Sorrow knocked at my door; I had to let her in.
I took away her clothes,
Dressed her in gaudy gown;
Then I vaunted sorrow
In front of all the town.
"See," I told my neighbors, Laughing recklessly,
"%is is my new house guest.
Sorrow lives with me."
And my neighbors envied me— lhought I was so smart— Nobody knew but Sorrow That she broke my heart.
Where both women choose to personify "Sorrow" as a female, Johnson's speaker is able to elude her completely devastating presence; the speaker of Murphy's poem unwittingly lets her in as a permanent resident. In some sense, Johnson 's ability to hide herself in the shadow's black abyss causes her to gain comfort and protection; the shadows hug and fold her in, away from sorrow in profound solitude.
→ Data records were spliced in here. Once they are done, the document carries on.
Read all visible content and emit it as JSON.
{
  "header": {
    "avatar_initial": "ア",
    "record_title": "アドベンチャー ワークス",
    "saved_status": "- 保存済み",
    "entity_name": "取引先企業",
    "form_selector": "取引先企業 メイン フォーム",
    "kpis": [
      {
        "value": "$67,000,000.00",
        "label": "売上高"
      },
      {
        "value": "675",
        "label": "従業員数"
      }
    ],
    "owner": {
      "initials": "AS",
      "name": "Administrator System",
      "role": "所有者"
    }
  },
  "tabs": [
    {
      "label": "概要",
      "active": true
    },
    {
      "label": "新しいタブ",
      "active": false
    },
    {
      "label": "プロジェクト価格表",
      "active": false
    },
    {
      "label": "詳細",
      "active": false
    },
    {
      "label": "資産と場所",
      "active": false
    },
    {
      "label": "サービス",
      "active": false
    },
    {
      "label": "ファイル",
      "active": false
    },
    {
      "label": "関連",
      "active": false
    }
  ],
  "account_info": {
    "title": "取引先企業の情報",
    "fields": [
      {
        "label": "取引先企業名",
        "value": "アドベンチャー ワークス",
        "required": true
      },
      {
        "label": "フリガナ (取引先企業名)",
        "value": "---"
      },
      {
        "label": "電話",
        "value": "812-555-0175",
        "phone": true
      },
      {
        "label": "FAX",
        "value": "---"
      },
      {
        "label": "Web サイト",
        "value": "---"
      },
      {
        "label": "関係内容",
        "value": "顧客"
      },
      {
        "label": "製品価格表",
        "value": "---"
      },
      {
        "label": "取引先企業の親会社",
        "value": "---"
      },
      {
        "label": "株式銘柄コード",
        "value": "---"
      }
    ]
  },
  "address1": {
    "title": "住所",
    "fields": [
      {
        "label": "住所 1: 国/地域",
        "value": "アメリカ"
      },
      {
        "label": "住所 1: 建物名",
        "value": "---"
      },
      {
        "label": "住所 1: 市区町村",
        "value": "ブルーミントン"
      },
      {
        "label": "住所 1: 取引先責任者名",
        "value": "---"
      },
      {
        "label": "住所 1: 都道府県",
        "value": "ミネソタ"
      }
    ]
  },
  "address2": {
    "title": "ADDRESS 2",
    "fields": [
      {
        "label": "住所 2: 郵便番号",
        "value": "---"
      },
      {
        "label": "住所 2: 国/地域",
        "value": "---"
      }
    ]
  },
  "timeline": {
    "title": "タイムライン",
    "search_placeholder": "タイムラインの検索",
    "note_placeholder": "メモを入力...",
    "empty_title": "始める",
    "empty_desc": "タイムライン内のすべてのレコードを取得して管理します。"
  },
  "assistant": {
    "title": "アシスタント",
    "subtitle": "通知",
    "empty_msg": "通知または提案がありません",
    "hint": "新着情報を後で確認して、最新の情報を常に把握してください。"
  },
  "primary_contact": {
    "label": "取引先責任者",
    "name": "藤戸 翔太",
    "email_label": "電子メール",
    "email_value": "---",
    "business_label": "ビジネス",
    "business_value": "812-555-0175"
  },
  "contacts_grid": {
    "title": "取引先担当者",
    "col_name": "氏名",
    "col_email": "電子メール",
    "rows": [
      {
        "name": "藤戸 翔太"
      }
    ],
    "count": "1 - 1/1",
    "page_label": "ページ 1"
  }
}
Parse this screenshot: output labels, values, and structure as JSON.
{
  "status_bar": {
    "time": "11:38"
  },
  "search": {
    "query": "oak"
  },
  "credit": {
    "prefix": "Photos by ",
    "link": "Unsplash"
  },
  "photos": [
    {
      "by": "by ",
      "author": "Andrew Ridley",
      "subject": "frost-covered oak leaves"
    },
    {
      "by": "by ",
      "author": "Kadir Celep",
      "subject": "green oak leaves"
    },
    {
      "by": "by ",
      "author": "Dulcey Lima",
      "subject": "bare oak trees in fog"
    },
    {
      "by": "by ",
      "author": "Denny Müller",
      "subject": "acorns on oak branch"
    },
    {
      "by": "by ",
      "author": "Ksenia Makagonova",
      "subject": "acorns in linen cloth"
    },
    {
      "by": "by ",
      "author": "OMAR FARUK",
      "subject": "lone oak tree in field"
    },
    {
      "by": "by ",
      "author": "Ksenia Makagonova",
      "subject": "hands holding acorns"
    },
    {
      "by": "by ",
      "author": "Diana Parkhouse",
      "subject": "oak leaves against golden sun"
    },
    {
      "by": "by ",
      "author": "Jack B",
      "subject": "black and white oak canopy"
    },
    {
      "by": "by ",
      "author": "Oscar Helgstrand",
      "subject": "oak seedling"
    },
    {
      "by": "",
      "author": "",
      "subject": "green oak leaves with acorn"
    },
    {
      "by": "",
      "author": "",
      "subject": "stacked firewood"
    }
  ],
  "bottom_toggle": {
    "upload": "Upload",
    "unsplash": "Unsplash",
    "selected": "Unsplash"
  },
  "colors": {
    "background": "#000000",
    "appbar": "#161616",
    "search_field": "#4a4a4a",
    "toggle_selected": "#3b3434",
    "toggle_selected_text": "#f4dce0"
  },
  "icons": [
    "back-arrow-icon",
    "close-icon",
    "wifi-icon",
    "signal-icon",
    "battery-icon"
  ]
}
Moreover, Johnson's songlike stanzas evoke the wailing sounds of the Jazz Age. ne first lines, "Shadows, shadows, hug me round" slide into "so that I shall not be found" and end profoundly "By sorrow." The poem is not long but utilizes both aesthetic forms of poetry and even the Blues to relay to the reader that escape brings solace.
In "The Guest," "Sorrow" comes as a pitiable creature with a thin frame, weary eyes and a heavy frown. Since no one else wants "Sorrow," the speaker tries to meet her face to face. Unfortunately, the speaker is unable, unlike the woman in Johnson's poem, to escape "Sorrow's" destruction. Though she tries to pretend with gaudy clothes that all is well, "Sorrow" has effectively completed her job. However, since she is a guest, "Sorrow" develops an intimate relationship with Murphy 's speaker which she does not with Johnson 's. ne themes of death and broken relationships in the works cited above in some way speak to the horrors of war, within and without. This post-war poetry offers new insight into the development of a literary movement in America characterized by a heightened awareness ofpolitical, sexual, and racial inequity. Where these African-American women write to heal themselves of wounds wrought by various circumstances, the collection of works adds new ideas to those expressed by their male contemporaries. Some had returned from Europe's pain and darkness to recognize and to examine similar pain in their own country; some had not.
Calverton, Victor Francis, ed. Anthology ofAmerican Negro Literature. New York: ne Modern Library, 1929.
Cullen, Countee, ed. Caroling Dusk: An Anthology of Verse by Negro Poets. New York: Harper & Row Publishers, 1955 (1927).
Johnsen, James Weldon, ed. The Book ofAmerican Negro Poetry. New York: Harcourt Brace Jovanovish, Inc. 1931 (1922).
Locke, Alain, ed The New Negro. New York: Atheneum, 1986 (1925).
Scoth, Joan. Gender and the Politics of History. New York: Columbia University Press, 1988.